  • Common Sense Connoisseur: The Critical Legacy of Bertrand Tavernier

    The two most cherished film books in the pile on my bedside table are in a language my command of which is rudimentary at best. But since both Jacques Lourcelles’ Dictionnaire du Cinéma – Les Films as well as Jean-Pierre Coursodon and Bertrand Tavernier’s 50 ans de cinéma américain have never been translated from French into either English or German, I gladly make do, filling the gaps with a mixture of autodidactic guesswork and occasional dictionary consultation, which for all its drawbacks has proved to be a viable method. More →

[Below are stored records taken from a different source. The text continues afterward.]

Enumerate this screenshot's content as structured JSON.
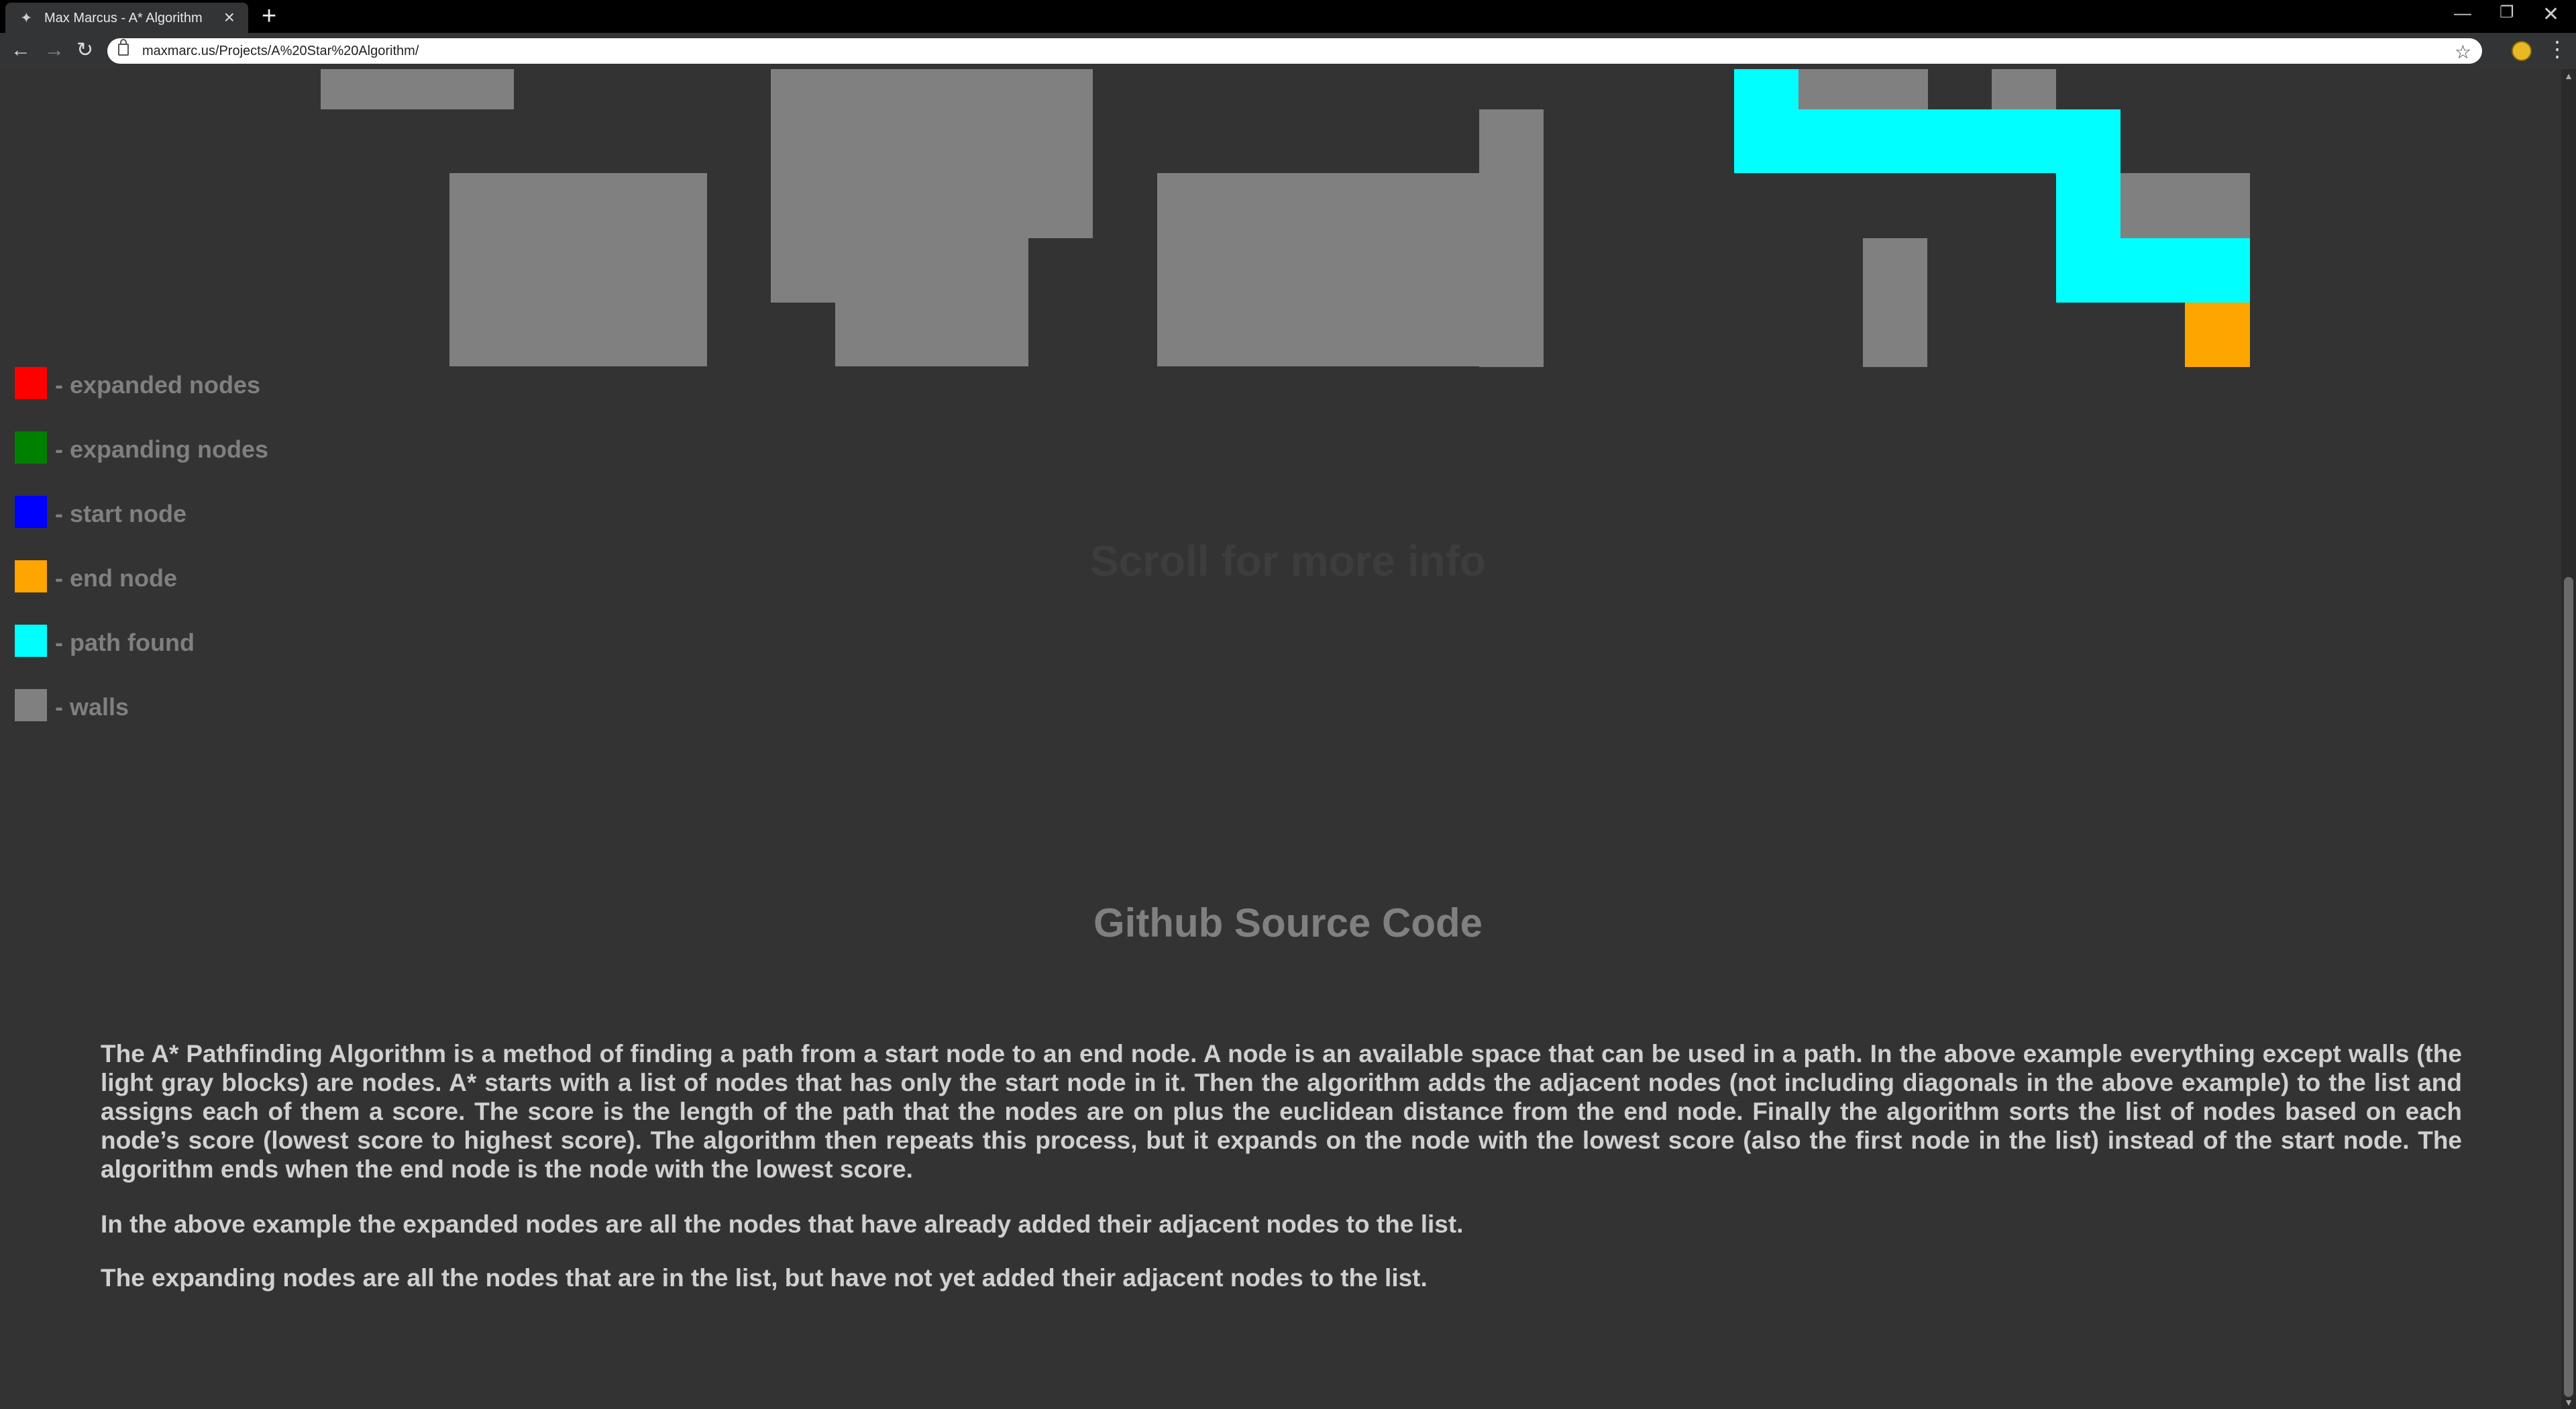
{
  "browser": {
    "tab_title": "Max Marcus - A* Algorithm",
    "url": "maxmarc.us/Projects/A%20Star%20Algorithm/"
  },
  "colors": {
    "expanded": "#ff0000",
    "expanding": "#008000",
    "start": "#0000ff",
    "end": "#ffa500",
    "path": "#00ffff",
    "walls": "#808080",
    "background": "#333333"
  },
  "legend": [
    {
      "label": "- expanded nodes",
      "color": "#ff0000"
    },
    {
      "label": "- expanding nodes",
      "color": "#008000"
    },
    {
      "label": "- start node",
      "color": "#0000ff"
    },
    {
      "label": "- end node",
      "color": "#ffa500"
    },
    {
      "label": "- path found",
      "color": "#00ffff"
    },
    {
      "label": "- walls",
      "color": "#808080"
    }
  ],
  "scroll_message": "Scroll for more info",
  "github_link": "Github Source Code",
  "info": {
    "paragraph1": "The A* Pathfinding Algorithm is a method of finding a path from a start node to an end node.  A node is an available space that can be used in a path. In the above example everything except walls (the light gray blocks) are nodes. A* starts with a list of nodes that has only the start node in it. Then the algorithm adds the adjacent nodes (not including diagonals in the above example) to the list and assigns each of them a score. The score is the length of the path that the nodes are on plus the euclidean distance from the end node. Finally the algorithm sorts the list of nodes based on each node’s score (lowest score to highest score). The algorithm then repeats this process, but it expands on the node with the lowest score (also the first node in the list) instead of the start node. The algorithm ends when the end node is the node with the lowest score.",
    "paragraph2": "In the above example the expanded nodes are all the nodes that have already added their adjacent nodes to the list.",
    "paragraph3": "The expanding nodes are all the nodes that are in the list, but have not yet added their adjacent nodes to the list."
  }
}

  • “I prefer, where truth is important, to write fiction:” On Radu Jude

    In the name of the popular, delighting in reduction and obviousness, a boring assertion: the common ground of every film movement christened a “new wave” over the last 70 years has tended toward revision, a self-conscious desire to provide a true image of the people in opposition to the distorted picture given by whatever relevant iterations of official culture. The banality of this claim can be measured by the volume of cant and platitude produced in support of it, often by the artists themselves. There is, I hope, little need to rehearse these arguments regarding realism, myth, and so on. Who today can help but squirm when faced with the phrase “true image of the people?” More →

  • Siberia (Abel Ferrara, Italy/Germany/Mexico/Greece/UK)

    Abel Ferrara is a changed man. While the evidence suggests that this is very good news for Ferrara himself and his immediate family, it could result in a minor schism in the manner in which his films are received. For most of his career Ferrara has been the subject of a Romantic cult that glorified his legendarily self-destructive behaviour, and often read this (literal) lawlessness as an integral part of his renegade creative vision. More →